Just to prove the point, this is how fast it is to launch the camera on my iPhone compared to the Samsung Galaxy S22 where you can double click the power button to launch the camera:
Neither phone handles screen recording and camera preview very well, but the S22 opens its camera app before you even tap the camera icon on the iPhone.
Unfortunately, even Google phones aren’t immune to the disappearance of physical buttons. Active Edge stopped showing up on Pixels with the 4A and 5 in 2020. Samsung also removed a button it once included to summon a virtual assistant (which, tragically, turned out to be Bixby).
There have been attempts to add virtual buttons that are activated by interacting with the device. Apple, for example, has an accessibility feature that lets you tap the back of your phone to launch actions or even your own mini programs in the form of shortcuts, and Google added a similar feature to Pixels. But to be perfectly honest, I just haven’t found them reliable enough. A virtual button that almost never works is not a great button. Active Edge worked almost every time for me, even though I had a beefy OtterBox on my phone.
It’s not like the physical controls on phones have completely disappeared. As I mentioned earlier, Apple lets you launch things like Apple Pay and Siri through a series of taps or presses on the power button, and there’s no shortage of Android phones that let you launch the camera or other apps by double-pressing the power button. switched on. button.

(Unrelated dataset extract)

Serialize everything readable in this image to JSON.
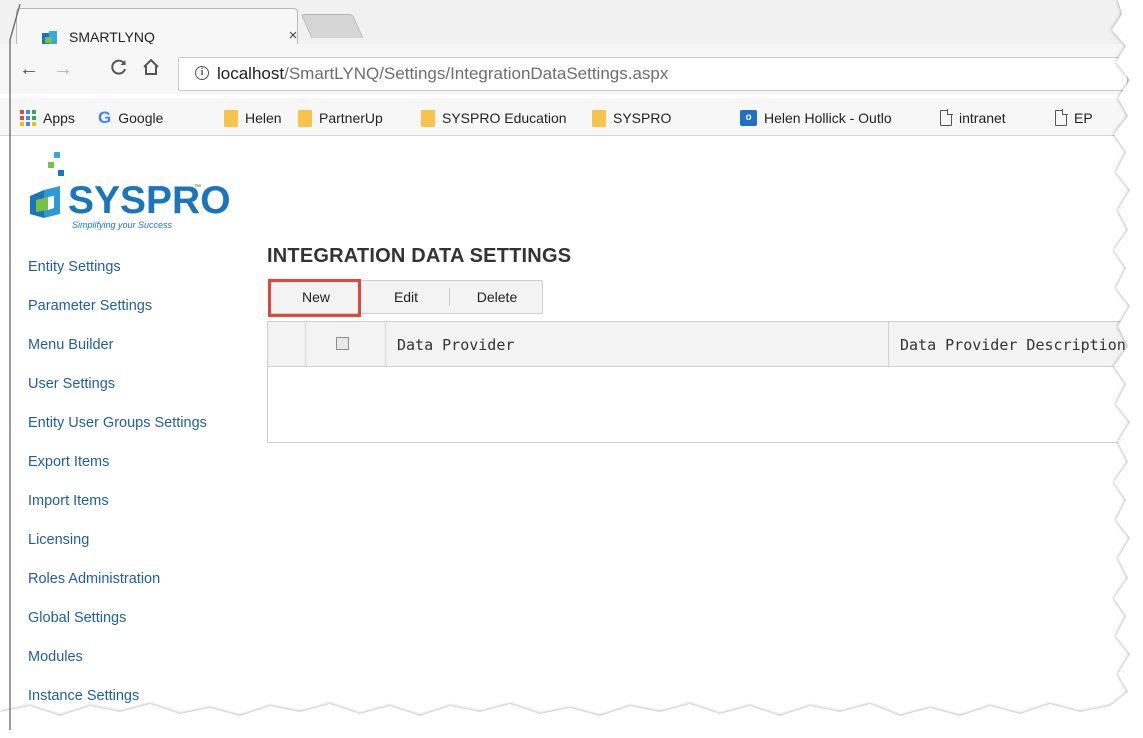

I would say, however, that one or two shortcuts assigned to a single button cannot give us easy access to everything we need. should have easy access to. To be clear, I’m not demanding that my phone be absolutely covered in buttons, but I do think the big manufacturers should take a cue from the phones of the past (and, yes, the smaller phone makers, I see them Sony freaks). and bring back at least one or two physical shortcuts. As Google showed, that doesn’t necessarily require adding an additional physical key that needs to be waterproofed. Something as simple as pressing can be a button that allows users to quickly access functions that they, or in the case of Pixel, Google, consider essential.